Diminishing Marginal Utility

A concept from economics that describes decreasing utility or desire for more of the same product or service. The “law” states that the more we have of a given product the less satisfaction (or utility) we receive from each additional unit (for example, the first slice of pizza delivers more pleasure than the second and this decreases with each additional slice). This concept is often accepted as fact by economists and is at the core of... Read More

Supply-side Economics

A school of macroeconomic thought which emphasizes the importance of tax cuts and business incentives in encouraging economic growth. This follows the belief that businesses and individuals will use their tax savings to create new businesses and expand old businesses, which in turn will increase productivity, employment, and general well-being.  Read More

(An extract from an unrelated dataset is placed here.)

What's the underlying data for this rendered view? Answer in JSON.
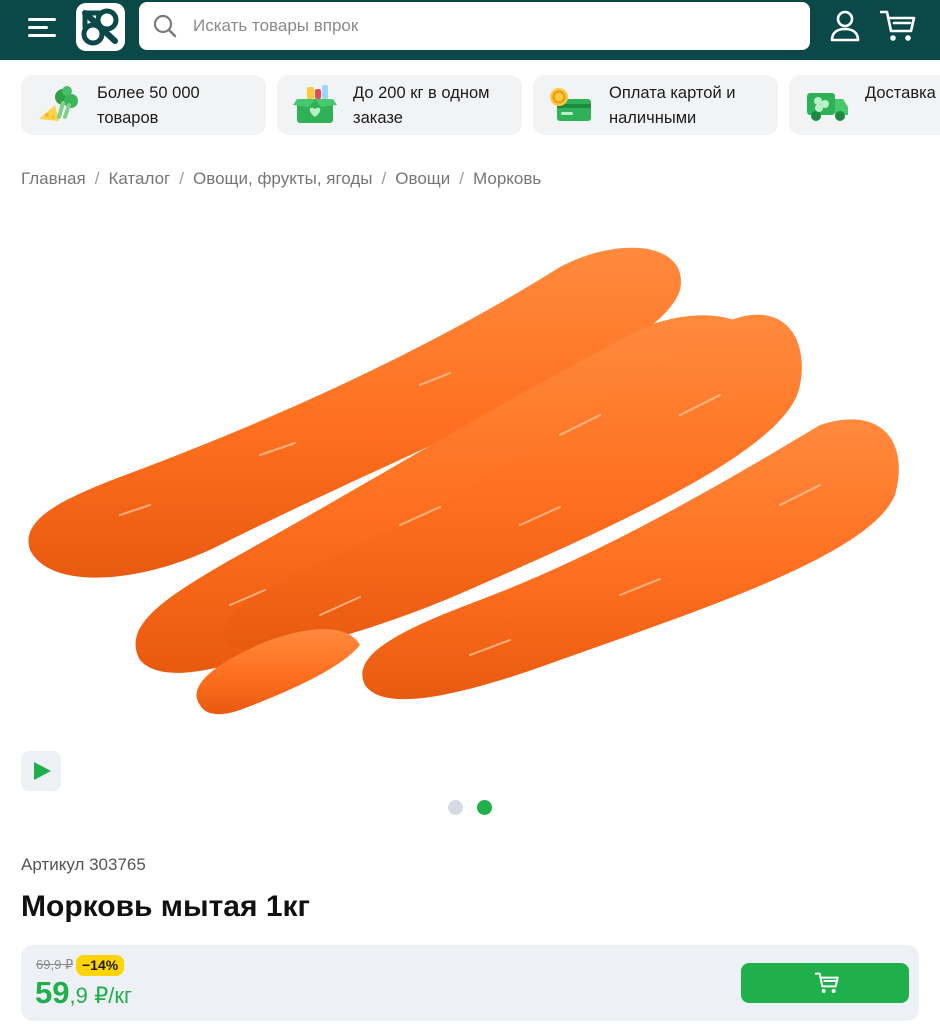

Perfect Markets

Most of neoclassical economics (and current economic theory) is based on the assumption that markets are perfect in the following ways: all parties know and share the same information, rational decision-making on the parts of buyers and sellers, low or no transaction costs, perfect competition, no monopolies, and equal access. In reality, none of the conditions are usually present, creating a situation where current economic theories of market dynamics... Read More